the necessary ingredients
The necessary ingredients
  • Comedy/Humor
  • Criticism, either general criticism of human nature or specific criticism of an individual or group.
  • Concealment (sometimes)
the satiric manner
The Satiric Manner
  • Ironic/Sarcastic
  • Either good natured criticism or bitterly cynical denunciation
  • May offend some people through language or choice of topics

Direct Satire = stating a direct criticism humorously. This is the oldest and, historically, most common form of satiric writing.

Comedian Dennis Miller’s popular series of books, Rants, are an excellent modern example of direct satire.
the death of common sense
The Death of Common Sense

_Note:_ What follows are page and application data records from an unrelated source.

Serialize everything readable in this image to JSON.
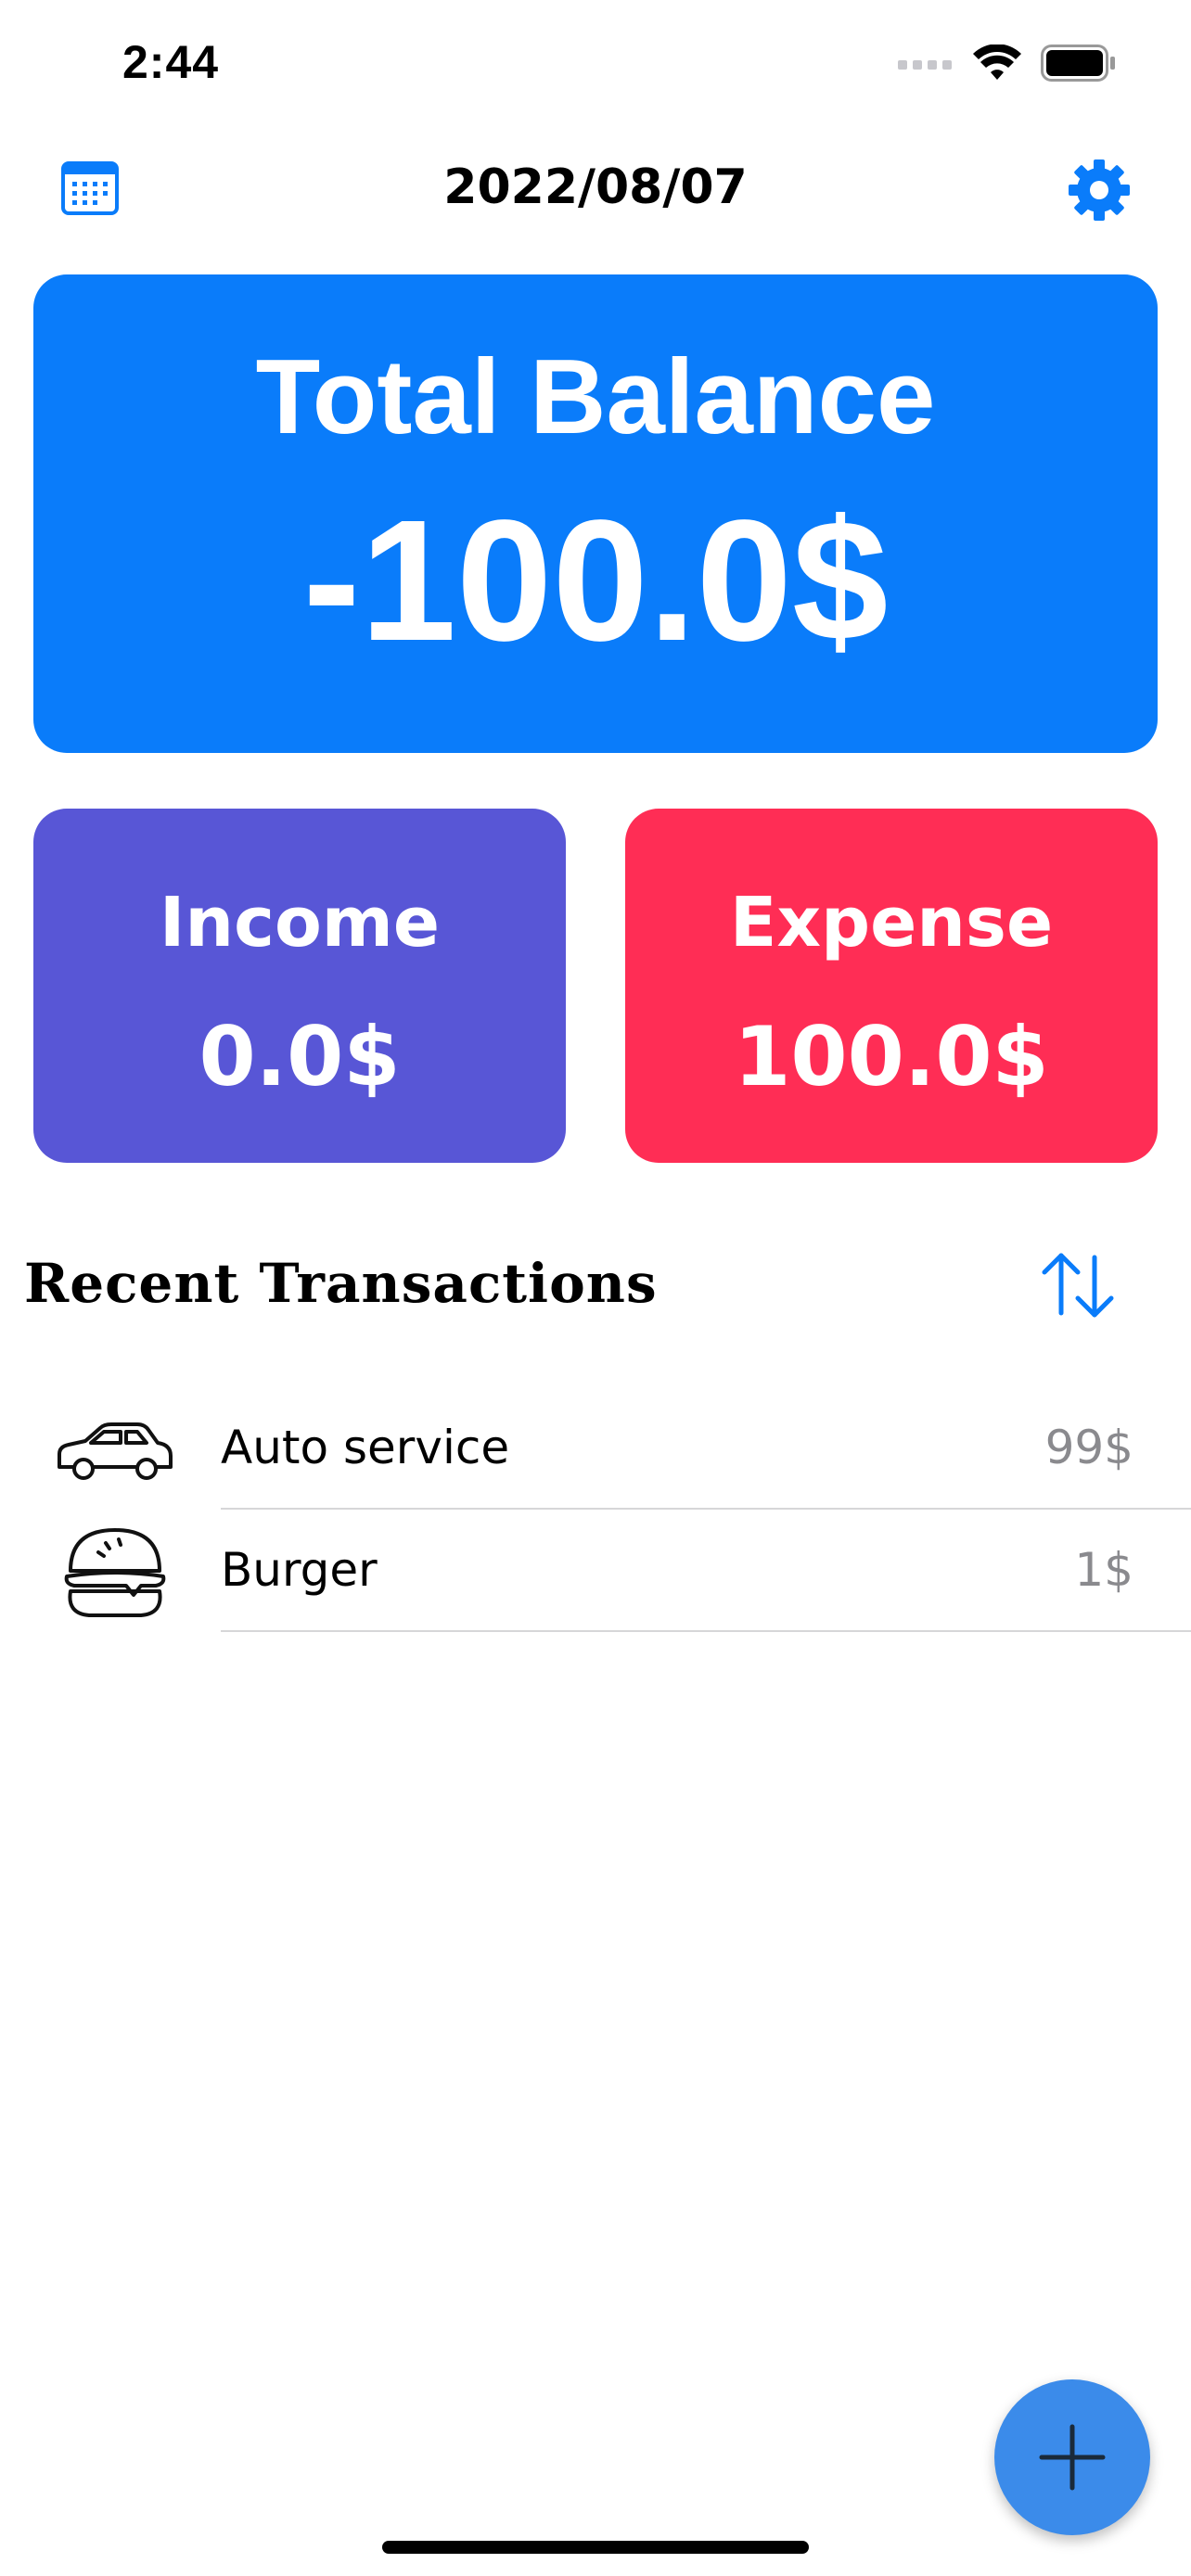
{
  "status_bar": {
    "time": "2:44"
  },
  "header": {
    "date": "2022/08/07",
    "calendar_icon": "calendar-icon",
    "settings_icon": "gear-icon"
  },
  "balance": {
    "title": "Total Balance",
    "value": "-100.0$"
  },
  "income": {
    "title": "Income",
    "value": "0.0$"
  },
  "expense": {
    "title": "Expense",
    "value": "100.0$"
  },
  "recent": {
    "title": "Recent Transactions",
    "sort_icon": "sort-arrows-icon",
    "transactions": [
      {
        "icon": "car-icon",
        "label": "Auto service",
        "amount": "99$"
      },
      {
        "icon": "burger-icon",
        "label": "Burger",
        "amount": "1$"
      }
    ]
  },
  "fab": {
    "icon": "plus-icon"
  },
  "colors": {
    "accent": "#0a7cfa",
    "income": "#5856d6",
    "expense": "#ff2d55",
    "fab": "#3b8bea",
    "amount_text": "#8a8a8e"
  }
}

“You can't get in your car and not run into another idiot who pulls into the gas station with his fuel tank on the wrong side and then has to get instructions from a NASA team at Houston Control to figure out how to maneuver his car so that the tank is on the correct side.”

“You can't open a paper without reading about a mondo idiot who gets hurt or killed at a railroad crossing because they had to try and beat the train to get home in time to watch Charlene Tilton's salute to porcelain clowns on QVC.”

Parody = a work of literature that mimics another work of literature, usually as a way of criticizing it.
  • Monty Python and the Holy Grail
  • Austin Powers
  • Scary Movie/Epic Movie
  • Gulliver’s Travels
  • Don Quixote
  • Wicked
  • When the satirist uses/describes the opposite of what he actually wants to happen in order to make a point…

When Colbert discusses the Mexican “invasion” of Hollywood, he truly means that he does not mind the “immigration” but comments on the irrational fear conservatives have of Hollywood and immigrants.

Caricature = An exaggerated portrayal of the weaknesses, frailties, or humorous aspects of an individual or group.
Caricatures of the presidential candidates by Saturday Night Live cast members in ‘03 year actually changed the way that the candidates performed in public.
types of satire
Types of Satire
  • Satirical literature can commonly be categorized as either Horatian or Juvenalian.
  • Named for the Roman satirist, Horace, this playfully criticizes some social vice through gentle, mild, and light-hearted humor. It directs wit, exaggeration, and self-deprecating humor toward what it identifies as folly, rather than evil. Horatian satire's sympathetic tone is common in modern society. Examples of Horatian satire: Jonathan Swift's Gulliver’s Travels.
  • Named after the Roman satirist Juvenal, this type of satire is more contemptuous and abrasive than the Horatian. Juvenalian satire addresses social evil through scorn, outrage, and savage ridicule. This form is often pessimistic, characterized by irony, sarcasm, moral indignation and personal invective, with less emphasis on humour. Examples of Juvenalian satire: Jonathan Swift's A Modest Proposal, George Orwell's Nineteen Eighty-Four and Animal Farm, and the cartoon South Park.
  • Utopia word was invented by Sir Thomas More for his 1516 book Utopia, describing a fictional island in the Atlantic Ocean. The term has been used to describe both intentional communities that attempted to create an ideal society, and fictional societies portrayed in literature.
  • A dystopia is, in literature, an often futuristic society that has degraded into a repressive and controlled state, often under the guise of being utopian. Dystopian literature has underlying cautionary tones, warning society that if we continue to live how we do, this will be the consequence.